In a league where so many teams play small, that’s not out of the question.
There is, however, the matter of the Lakers and Nuggets and Clippers, all of whom have 7-foot centers on the roster. Then, too, the emerging Suns have 7-foot Deandre Ayton, the Jazz have 7-2 Rudy Gobert, the Thunder have 7-foot Steven Adams, the Grizzlies have 7-foot Jonas Valanciunas and the Mavericks have two supersized big men, 7-3 Kristaps Porzingis and 7-4 Boban Marjanovic.
Going without a 7-footer, even in today’s NBA, is a risk, even though the Rockets finished third in the West with a 6-5 P.J. Tucker at center.
Would the Warriors be willing to gamble on topping out at 6-9, when projected Western Conference teams have so much size?
It’s not ideal. But if they conclude they can rely on Looney, whose wingspan is 7-4, then there is no urgency to add a big man.
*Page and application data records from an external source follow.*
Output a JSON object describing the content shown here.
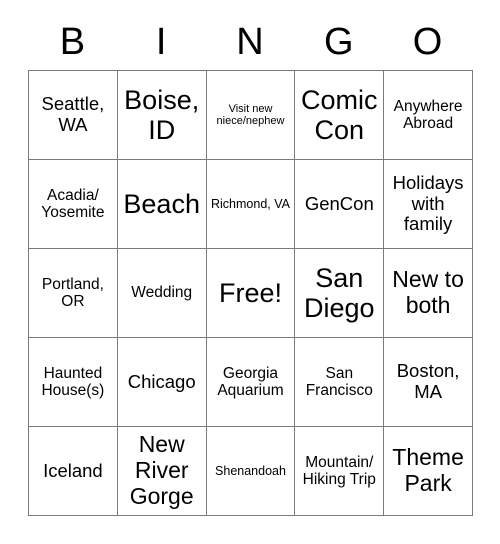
{
  "card": {
    "header_letters": [
      "B",
      "I",
      "N",
      "G",
      "O"
    ],
    "columns": 5,
    "rows": 5,
    "border_color": "#7a7a7a",
    "text_color": "#000000",
    "background_color": "#ffffff",
    "cells": [
      [
        {
          "text": "Seattle, WA",
          "size": "sz-l"
        },
        {
          "text": "Boise, ID",
          "size": "sz-xxl"
        },
        {
          "text": "Visit new niece/nephew",
          "size": "sz-xs"
        },
        {
          "text": "Comic Con",
          "size": "sz-xxl"
        },
        {
          "text": "Anywhere Abroad",
          "size": "sz-m"
        }
      ],
      [
        {
          "text": "Acadia/ Yosemite",
          "size": "sz-m"
        },
        {
          "text": "Beach",
          "size": "sz-xxl"
        },
        {
          "text": "Richmond, VA",
          "size": "sz-s"
        },
        {
          "text": "GenCon",
          "size": "sz-l"
        },
        {
          "text": "Holidays with family",
          "size": "sz-l"
        }
      ],
      [
        {
          "text": "Portland, OR",
          "size": "sz-m"
        },
        {
          "text": "Wedding",
          "size": "sz-m"
        },
        {
          "text": "Free!",
          "size": "sz-xxl"
        },
        {
          "text": "San Diego",
          "size": "sz-xxl"
        },
        {
          "text": "New to both",
          "size": "sz-xl"
        }
      ],
      [
        {
          "text": "Haunted House(s)",
          "size": "sz-m"
        },
        {
          "text": "Chicago",
          "size": "sz-l"
        },
        {
          "text": "Georgia Aquarium",
          "size": "sz-m"
        },
        {
          "text": "San Francisco",
          "size": "sz-m"
        },
        {
          "text": "Boston, MA",
          "size": "sz-l"
        }
      ],
      [
        {
          "text": "Iceland",
          "size": "sz-l"
        },
        {
          "text": "New River Gorge",
          "size": "sz-xl"
        },
        {
          "text": "Shenandoah",
          "size": "sz-s"
        },
        {
          "text": "Mountain/ Hiking Trip",
          "size": "sz-m"
        },
        {
          "text": "Theme Park",
          "size": "sz-xl"
        }
      ]
    ]
  }
}
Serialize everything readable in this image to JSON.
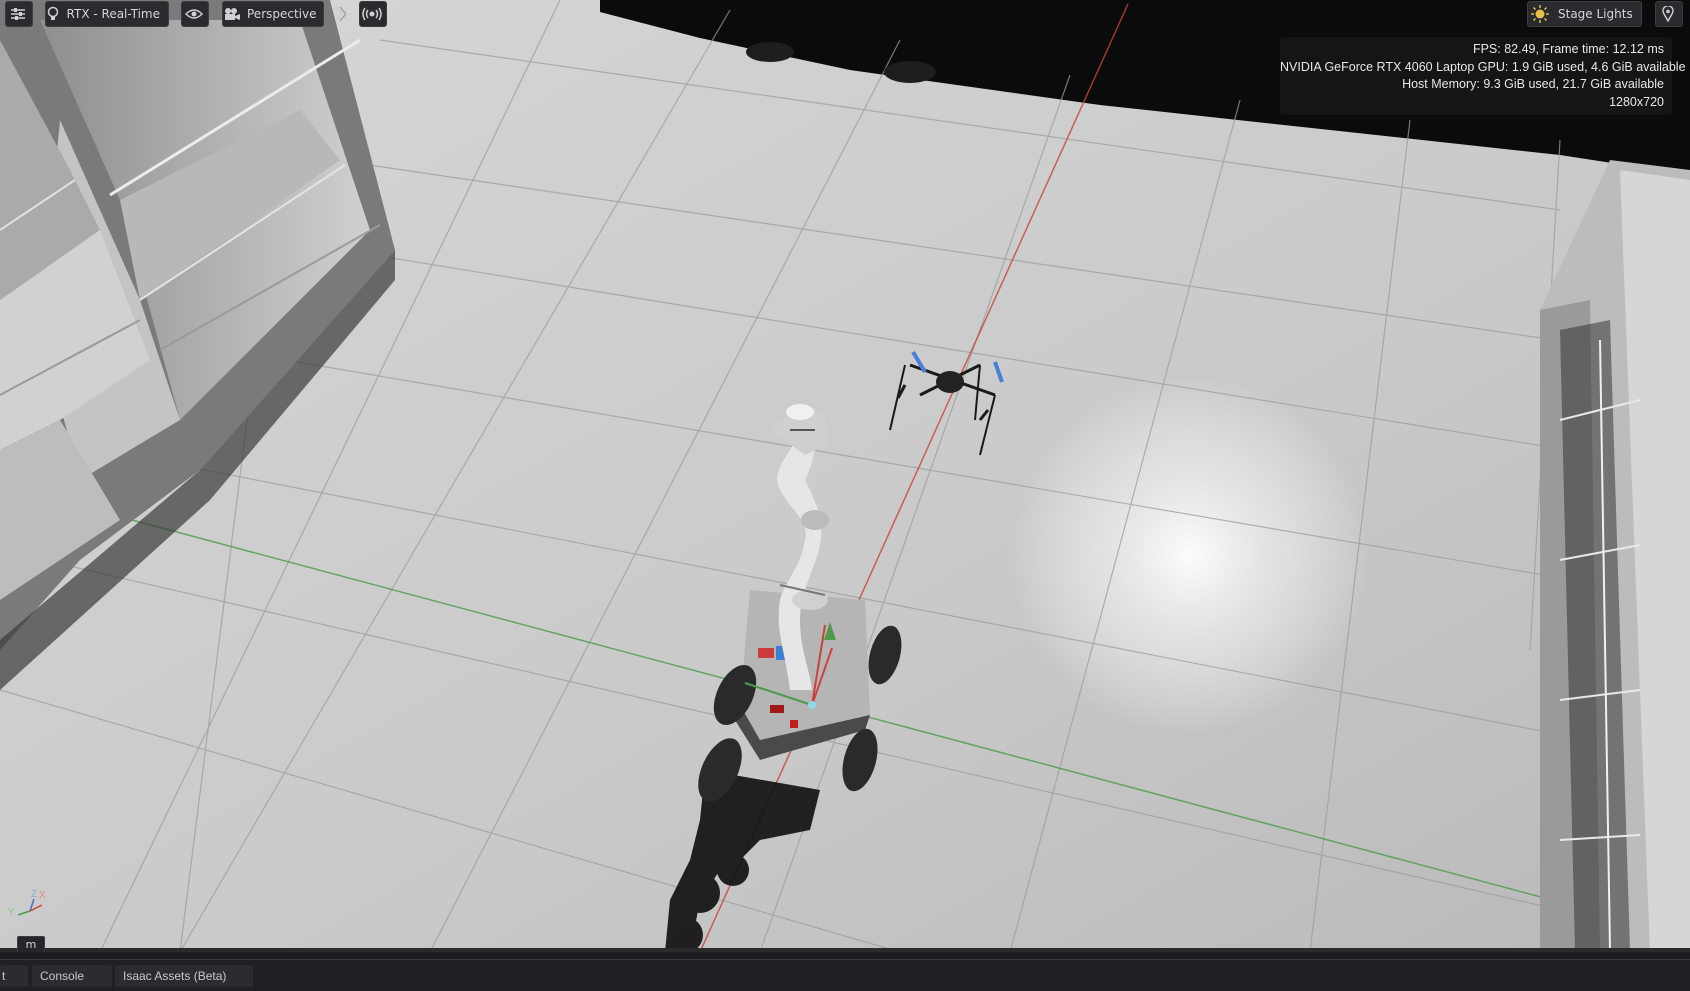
{
  "toolbar": {
    "renderer_label": "RTX - Real-Time",
    "camera_label": "Perspective",
    "lights_label": "Stage Lights"
  },
  "stats": {
    "fps_line": "FPS: 82.49, Frame time: 12.12 ms",
    "gpu_line": "NVIDIA GeForce RTX 4060 Laptop GPU: 1.9 GiB used, 4.6 GiB available",
    "host_line": "Host Memory: 9.3 GiB used, 21.7 GiB available",
    "resolution": "1280x720"
  },
  "viewport": {
    "unit": "m",
    "axes": {
      "z": "Z",
      "x": "X",
      "y": "Y"
    }
  },
  "tabs": [
    {
      "label": "t"
    },
    {
      "label": "Console"
    },
    {
      "label": "Isaac Assets (Beta)"
    }
  ],
  "colors": {
    "axis_x": "#c9423a",
    "axis_y": "#4e9a4a",
    "axis_z": "#4a73c8",
    "toolbar_bg": "#2a2b2e",
    "panel_bg": "#1f2023"
  },
  "icons": {
    "settings": "sliders-icon",
    "renderer": "lightbulb-icon",
    "visibility": "eye-icon",
    "camera": "camera-icon",
    "expand": "chevron-right-icon",
    "broadcast": "broadcast-icon",
    "lights": "sun-icon",
    "pin": "map-pin-icon"
  }
}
If the right one is available at the right salary, dive in. If not, they’d at least consider going with what they have.